As part of a renewed effort to reinvigorate Fringe goers this year, we have seen the governing bodies involved in the festival pull out all the stops to put on one hell of a show, calling upon all sorts of acts from all over the world, resulting in one of the most bustling summers Edinburgh has seen. As part of this drive we have the Korean Showcase element, which aims to put a spotlight on a branch of international performers that many in Scotland may not have had the pleasure of enjoying before. The musical segment of this showcase was a 50-minute rendition of 6 compositions or stories by a collective called WeMu. Utilising traditional instruments alongside some more contemporary structures, WeMu seemed to be rather a success, judging by the reactions from the enlivened audience.
Each performer was undoubtedly talented – the lead vocalist and violinists were especially impressive – with all 4 of them employing unique time signatures and chord progressions that were unlike anything else you’ve heard. The tracks veered from their traditional, more discordant roots into majestic, soaring symphonies effortlessly, giving moments for quiet consideration and energetic enjoyment equally. Traditional Korean instruments were used, and I admit that I still haven’t been able to figure out exactly what they were called or how they worked. The scattershot drum beats played on a bit of apparatus on its side, alongside a sort of wooden kazoo with an incredible range, providing rich layered textures that worked surprisingly well with the more recognisable electronic keyboard.
The concept behind the tracks themselves, as the band explained, was to endow the listeners with well wishes and blessings, and this genuine sentiment was prevalent throughout the show: there was simply a lot of heart on display. The ethos behind translating these traditional art forms into modern contexts is an important one, for it shows how we can evolve these mediums for contemporary palettes whilst still maintaining the key principles at their heart. Judging by the enthusiastic crowd, this task was completed successfully – it was a wholly unique and enlightening night with 6 wonderful compositions flawlessly performed.
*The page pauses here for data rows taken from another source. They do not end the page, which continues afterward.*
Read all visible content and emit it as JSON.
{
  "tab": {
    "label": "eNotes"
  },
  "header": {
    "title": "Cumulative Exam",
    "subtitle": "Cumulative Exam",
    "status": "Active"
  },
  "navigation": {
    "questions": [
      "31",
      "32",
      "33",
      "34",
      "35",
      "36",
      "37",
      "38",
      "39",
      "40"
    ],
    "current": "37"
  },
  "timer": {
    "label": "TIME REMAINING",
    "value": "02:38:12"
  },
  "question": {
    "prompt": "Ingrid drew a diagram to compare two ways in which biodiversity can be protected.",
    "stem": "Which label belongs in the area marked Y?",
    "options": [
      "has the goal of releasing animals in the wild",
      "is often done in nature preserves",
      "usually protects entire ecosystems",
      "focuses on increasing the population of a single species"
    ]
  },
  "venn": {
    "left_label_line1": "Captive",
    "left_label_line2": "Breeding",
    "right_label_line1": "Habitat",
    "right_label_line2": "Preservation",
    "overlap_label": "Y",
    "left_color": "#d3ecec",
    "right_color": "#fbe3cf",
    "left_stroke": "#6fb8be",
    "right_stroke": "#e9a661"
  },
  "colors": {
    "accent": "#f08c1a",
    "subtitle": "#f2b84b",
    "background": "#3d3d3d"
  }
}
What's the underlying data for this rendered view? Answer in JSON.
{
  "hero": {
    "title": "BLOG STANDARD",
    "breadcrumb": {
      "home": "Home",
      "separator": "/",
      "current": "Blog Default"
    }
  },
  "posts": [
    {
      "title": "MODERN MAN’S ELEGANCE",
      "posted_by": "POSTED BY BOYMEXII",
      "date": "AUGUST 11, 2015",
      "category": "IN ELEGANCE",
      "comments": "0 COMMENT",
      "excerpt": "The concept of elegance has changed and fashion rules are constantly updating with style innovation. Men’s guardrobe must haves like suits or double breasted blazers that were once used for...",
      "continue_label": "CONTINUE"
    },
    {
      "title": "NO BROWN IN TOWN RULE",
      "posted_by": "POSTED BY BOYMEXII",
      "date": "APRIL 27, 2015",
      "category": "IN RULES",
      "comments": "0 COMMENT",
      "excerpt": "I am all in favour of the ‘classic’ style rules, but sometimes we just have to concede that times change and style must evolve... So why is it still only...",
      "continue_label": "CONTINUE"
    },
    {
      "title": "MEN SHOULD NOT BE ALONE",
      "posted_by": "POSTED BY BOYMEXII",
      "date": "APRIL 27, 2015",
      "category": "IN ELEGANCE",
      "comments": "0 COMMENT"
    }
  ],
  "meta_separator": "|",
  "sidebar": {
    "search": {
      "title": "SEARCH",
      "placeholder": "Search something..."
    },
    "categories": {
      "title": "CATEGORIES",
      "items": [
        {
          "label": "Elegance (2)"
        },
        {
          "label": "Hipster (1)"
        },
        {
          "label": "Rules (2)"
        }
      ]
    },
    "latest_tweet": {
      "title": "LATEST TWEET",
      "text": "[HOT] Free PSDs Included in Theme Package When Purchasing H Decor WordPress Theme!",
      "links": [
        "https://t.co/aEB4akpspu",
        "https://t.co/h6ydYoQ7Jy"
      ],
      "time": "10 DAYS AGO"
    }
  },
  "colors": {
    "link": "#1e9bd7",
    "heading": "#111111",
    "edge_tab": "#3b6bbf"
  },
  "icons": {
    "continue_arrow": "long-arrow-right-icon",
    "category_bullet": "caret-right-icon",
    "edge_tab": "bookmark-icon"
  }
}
Some could say that the venue of the Symposium Hall perhaps let down the ornate symphonies that were being performed (in my experience it being better suited for theatrical endeavours), for while it is certainly not bare bones, it did feel a little too stale, and I couldn’t help but think these performers deserved something more – more time, more space, and more publicity maybe. On the other hand, the performance may have suffered if it had gone on much longer. 6 concise stories perfectly educated the audience on this likely unheard of style of music, without overstaying its welcome. The sparse background also allows you to focus more exclusively on the music, which is the point after all. It’s certainly important for western audiences to branch out their musical palettes, and you could tell that WeMu were incredibly happy to be sharing their art with the fresh-faced crowd. The world feels a little bigger the morning after having my horizons expanded by what WeMu and the team behind the Korean Showcase are doing – there really is plenty of room for everyone at the Fringe.
Six Stories- theSpace @ Symposium Hall, Aug 8th- 18th, 22:40,
Press Image courtesy of WeMu